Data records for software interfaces
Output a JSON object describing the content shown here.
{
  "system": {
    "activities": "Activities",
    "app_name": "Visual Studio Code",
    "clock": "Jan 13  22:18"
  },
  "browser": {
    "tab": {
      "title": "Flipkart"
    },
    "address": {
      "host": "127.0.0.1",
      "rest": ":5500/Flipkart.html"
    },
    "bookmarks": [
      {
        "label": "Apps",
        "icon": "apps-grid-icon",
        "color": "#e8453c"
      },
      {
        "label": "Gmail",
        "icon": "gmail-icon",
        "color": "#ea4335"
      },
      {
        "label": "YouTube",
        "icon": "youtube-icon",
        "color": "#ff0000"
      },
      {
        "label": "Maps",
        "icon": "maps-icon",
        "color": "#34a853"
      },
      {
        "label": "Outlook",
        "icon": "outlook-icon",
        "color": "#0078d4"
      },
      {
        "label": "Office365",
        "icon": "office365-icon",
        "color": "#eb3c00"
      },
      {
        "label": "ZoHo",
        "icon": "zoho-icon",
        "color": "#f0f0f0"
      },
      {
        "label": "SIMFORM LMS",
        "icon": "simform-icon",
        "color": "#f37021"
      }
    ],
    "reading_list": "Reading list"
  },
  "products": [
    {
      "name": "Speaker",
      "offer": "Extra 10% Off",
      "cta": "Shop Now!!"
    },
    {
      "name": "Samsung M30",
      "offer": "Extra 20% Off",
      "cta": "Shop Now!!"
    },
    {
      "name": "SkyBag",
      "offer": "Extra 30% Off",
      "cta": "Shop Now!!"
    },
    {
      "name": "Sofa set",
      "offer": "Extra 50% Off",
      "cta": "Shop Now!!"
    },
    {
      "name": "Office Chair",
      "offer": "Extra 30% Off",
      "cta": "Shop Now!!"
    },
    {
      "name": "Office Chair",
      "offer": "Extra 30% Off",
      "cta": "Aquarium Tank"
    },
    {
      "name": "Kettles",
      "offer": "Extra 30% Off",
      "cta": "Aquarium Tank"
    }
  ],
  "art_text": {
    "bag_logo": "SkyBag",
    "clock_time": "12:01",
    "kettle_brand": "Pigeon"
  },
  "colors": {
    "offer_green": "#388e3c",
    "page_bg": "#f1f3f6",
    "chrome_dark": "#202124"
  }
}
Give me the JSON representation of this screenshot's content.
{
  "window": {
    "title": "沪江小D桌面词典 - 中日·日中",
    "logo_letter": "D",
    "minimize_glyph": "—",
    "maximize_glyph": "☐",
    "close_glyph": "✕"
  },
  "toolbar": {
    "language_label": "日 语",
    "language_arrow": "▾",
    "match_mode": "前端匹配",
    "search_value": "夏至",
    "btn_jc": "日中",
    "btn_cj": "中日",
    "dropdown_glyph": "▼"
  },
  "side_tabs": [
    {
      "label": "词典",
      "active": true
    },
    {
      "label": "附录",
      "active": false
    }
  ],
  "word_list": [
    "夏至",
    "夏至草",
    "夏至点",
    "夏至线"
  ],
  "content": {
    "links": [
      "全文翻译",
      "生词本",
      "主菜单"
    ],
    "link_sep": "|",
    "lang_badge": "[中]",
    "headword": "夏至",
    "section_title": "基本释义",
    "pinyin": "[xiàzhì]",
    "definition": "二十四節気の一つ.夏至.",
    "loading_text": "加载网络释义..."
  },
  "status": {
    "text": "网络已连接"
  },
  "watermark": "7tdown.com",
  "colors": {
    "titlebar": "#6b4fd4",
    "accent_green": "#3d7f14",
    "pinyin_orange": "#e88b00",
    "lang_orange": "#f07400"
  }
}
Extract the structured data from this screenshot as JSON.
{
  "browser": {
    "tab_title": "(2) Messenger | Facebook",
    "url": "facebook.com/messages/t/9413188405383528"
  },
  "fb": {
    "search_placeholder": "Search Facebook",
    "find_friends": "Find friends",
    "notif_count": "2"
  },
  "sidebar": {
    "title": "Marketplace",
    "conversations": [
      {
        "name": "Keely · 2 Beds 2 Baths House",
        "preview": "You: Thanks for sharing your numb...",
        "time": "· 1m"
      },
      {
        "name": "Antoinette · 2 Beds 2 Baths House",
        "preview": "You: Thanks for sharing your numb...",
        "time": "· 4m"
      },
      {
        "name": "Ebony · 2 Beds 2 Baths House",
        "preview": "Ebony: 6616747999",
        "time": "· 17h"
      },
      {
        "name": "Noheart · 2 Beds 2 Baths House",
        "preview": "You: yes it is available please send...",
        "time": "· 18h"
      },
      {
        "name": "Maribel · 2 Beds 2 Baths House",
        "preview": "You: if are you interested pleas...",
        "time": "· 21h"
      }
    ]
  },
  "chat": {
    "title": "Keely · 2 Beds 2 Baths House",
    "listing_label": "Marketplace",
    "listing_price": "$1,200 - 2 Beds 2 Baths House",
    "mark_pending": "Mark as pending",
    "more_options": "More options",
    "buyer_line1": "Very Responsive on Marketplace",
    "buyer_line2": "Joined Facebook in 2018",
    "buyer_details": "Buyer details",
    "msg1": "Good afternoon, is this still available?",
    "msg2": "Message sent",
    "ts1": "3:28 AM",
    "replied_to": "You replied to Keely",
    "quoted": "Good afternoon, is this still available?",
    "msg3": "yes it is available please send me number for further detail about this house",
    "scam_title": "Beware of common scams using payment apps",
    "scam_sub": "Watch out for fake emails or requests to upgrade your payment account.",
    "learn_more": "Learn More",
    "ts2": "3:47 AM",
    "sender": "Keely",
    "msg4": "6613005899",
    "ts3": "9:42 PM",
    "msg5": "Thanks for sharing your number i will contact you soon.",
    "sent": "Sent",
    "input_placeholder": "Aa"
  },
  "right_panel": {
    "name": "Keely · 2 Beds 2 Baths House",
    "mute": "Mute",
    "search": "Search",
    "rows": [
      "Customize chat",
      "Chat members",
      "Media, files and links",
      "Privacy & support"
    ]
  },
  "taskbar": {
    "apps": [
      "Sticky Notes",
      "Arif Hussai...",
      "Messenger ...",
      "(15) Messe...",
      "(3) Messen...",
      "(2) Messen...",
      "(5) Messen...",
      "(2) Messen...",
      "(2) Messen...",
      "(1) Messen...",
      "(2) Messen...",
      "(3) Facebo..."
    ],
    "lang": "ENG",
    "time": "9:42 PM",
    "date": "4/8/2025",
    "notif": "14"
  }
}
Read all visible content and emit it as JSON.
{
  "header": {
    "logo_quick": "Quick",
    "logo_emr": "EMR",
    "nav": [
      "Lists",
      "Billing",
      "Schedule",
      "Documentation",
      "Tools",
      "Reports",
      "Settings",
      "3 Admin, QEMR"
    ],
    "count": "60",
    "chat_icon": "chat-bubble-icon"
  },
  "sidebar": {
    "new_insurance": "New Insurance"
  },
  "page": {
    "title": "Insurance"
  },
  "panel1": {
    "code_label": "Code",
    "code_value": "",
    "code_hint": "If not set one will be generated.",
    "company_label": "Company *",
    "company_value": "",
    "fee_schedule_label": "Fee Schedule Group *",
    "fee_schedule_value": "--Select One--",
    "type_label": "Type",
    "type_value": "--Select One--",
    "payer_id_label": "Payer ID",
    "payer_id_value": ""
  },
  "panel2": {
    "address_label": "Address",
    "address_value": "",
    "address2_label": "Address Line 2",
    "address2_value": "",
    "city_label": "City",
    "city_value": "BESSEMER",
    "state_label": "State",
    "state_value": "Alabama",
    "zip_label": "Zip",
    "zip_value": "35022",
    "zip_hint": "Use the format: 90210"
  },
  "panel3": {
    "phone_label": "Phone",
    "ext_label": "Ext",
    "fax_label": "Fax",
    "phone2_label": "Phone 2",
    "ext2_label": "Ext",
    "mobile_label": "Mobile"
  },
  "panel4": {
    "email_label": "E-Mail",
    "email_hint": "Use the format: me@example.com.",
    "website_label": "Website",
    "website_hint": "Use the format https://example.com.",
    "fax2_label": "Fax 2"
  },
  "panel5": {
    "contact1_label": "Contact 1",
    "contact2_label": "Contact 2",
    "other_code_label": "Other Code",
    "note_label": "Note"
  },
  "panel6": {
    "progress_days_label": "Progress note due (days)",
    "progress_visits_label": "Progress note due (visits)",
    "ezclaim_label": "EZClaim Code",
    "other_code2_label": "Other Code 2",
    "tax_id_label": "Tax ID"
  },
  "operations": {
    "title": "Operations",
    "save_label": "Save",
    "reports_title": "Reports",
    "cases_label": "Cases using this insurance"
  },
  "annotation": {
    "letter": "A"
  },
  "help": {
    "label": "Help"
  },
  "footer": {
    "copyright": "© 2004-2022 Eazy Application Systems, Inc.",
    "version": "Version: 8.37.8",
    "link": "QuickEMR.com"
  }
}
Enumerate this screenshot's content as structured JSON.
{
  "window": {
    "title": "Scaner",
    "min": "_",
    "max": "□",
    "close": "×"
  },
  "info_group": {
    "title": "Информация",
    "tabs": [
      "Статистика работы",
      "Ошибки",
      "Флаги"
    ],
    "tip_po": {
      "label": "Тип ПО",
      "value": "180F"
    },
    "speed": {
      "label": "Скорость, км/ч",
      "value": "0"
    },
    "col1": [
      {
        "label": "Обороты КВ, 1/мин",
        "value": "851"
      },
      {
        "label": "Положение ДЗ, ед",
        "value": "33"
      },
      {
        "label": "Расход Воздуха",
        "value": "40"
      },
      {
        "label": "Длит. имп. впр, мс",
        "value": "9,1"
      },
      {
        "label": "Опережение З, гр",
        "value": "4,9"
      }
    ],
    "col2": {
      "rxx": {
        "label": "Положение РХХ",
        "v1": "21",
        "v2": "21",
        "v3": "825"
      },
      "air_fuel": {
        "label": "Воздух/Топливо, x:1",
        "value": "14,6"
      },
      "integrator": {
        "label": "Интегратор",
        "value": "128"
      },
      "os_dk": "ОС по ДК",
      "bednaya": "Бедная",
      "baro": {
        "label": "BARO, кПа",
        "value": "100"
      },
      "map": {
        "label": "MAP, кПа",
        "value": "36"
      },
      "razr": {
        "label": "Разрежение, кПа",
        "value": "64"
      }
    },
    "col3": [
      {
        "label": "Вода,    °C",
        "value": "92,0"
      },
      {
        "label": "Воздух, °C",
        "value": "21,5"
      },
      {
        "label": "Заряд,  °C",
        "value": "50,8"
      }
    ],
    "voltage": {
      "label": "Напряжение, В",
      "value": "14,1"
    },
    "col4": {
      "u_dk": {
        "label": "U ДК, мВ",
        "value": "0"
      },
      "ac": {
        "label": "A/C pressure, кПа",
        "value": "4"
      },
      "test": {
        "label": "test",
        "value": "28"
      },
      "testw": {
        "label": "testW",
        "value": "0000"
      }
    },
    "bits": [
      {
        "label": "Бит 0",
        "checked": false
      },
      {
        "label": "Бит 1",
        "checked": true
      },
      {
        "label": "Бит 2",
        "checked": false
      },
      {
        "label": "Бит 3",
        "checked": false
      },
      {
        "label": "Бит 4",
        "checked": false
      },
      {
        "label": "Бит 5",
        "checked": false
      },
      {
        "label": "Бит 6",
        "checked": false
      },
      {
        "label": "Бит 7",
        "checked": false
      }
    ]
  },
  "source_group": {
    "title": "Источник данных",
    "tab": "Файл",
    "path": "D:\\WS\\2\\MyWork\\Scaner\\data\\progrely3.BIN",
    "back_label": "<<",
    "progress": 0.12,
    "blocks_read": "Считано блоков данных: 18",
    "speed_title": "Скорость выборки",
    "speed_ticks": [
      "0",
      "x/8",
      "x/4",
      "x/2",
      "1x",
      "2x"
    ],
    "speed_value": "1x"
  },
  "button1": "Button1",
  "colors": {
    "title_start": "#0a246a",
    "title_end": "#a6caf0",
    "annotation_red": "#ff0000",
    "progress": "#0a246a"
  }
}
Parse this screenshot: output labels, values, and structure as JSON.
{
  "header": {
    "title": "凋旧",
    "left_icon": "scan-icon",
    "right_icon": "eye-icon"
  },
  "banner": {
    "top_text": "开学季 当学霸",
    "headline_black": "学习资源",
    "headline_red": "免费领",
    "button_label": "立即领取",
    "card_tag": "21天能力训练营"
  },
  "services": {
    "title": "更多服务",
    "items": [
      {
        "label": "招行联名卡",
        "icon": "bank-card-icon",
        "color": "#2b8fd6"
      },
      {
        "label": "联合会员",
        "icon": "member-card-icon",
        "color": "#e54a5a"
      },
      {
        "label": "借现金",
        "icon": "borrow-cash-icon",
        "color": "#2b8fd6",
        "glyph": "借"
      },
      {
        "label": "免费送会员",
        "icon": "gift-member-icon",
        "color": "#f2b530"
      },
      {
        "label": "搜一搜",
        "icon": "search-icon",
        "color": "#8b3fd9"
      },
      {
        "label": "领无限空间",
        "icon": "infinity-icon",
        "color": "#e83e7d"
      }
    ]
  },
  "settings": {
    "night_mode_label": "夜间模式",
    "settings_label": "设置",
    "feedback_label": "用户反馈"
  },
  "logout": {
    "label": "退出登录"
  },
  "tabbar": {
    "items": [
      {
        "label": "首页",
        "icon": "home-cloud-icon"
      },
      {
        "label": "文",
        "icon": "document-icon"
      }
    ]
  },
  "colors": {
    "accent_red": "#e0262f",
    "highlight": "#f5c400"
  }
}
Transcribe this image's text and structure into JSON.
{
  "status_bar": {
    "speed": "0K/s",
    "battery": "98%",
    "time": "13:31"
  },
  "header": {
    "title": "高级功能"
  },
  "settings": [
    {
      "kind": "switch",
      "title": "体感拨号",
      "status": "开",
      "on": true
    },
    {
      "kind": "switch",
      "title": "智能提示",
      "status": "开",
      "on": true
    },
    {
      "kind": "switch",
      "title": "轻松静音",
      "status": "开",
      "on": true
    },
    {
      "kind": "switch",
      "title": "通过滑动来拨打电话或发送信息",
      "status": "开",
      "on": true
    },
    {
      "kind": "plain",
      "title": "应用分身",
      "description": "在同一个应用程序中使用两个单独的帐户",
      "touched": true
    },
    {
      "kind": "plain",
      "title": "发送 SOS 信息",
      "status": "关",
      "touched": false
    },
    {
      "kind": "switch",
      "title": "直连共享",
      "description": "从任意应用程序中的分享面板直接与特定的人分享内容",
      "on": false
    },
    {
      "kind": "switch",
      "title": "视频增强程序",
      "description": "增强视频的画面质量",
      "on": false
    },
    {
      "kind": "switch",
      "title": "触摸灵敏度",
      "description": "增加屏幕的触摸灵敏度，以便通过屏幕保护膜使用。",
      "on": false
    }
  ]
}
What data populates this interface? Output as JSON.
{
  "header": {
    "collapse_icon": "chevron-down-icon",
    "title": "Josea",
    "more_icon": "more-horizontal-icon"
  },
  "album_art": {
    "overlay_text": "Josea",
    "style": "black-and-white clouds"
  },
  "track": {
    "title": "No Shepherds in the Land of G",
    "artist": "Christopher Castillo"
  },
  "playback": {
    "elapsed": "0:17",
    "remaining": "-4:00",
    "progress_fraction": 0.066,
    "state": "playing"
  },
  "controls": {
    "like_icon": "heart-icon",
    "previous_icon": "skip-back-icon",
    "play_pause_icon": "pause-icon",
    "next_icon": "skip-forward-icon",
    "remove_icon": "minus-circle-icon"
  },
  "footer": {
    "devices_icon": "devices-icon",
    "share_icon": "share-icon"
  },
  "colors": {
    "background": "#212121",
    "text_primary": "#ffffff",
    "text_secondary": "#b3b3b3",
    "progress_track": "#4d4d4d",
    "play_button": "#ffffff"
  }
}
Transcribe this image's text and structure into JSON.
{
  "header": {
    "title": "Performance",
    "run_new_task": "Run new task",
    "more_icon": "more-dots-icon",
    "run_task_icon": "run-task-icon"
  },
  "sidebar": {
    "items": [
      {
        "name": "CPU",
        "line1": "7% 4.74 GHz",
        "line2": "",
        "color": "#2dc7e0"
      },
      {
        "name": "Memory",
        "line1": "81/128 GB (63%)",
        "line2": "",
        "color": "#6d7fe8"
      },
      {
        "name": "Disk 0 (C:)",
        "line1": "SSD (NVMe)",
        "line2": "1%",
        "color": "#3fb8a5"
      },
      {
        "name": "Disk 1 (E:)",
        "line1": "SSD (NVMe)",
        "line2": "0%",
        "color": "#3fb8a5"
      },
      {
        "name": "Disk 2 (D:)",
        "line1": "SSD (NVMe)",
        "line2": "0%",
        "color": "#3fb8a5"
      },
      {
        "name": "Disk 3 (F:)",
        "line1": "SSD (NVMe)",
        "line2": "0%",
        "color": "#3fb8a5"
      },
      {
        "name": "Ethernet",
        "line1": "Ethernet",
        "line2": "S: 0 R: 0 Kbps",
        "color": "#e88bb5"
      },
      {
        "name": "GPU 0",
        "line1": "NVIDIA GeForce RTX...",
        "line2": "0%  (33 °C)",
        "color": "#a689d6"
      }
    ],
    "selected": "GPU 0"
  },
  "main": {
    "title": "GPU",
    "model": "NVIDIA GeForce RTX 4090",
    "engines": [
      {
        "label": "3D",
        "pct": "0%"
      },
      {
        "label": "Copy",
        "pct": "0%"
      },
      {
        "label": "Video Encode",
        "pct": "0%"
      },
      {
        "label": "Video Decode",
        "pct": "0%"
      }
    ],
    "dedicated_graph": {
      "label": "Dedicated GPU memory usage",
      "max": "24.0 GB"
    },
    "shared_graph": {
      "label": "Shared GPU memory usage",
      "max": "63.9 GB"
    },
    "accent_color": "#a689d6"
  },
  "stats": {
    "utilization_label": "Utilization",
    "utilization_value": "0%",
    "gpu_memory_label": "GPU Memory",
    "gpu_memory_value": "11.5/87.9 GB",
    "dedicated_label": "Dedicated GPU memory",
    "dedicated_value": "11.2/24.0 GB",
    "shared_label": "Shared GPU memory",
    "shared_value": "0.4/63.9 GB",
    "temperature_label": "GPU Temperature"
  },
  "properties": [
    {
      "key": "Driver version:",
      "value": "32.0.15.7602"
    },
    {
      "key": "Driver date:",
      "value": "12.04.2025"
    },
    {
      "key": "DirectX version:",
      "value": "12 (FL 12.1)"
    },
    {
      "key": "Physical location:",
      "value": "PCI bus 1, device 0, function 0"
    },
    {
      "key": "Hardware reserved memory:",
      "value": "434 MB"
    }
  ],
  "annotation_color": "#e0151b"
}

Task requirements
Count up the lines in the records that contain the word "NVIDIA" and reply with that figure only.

Result
2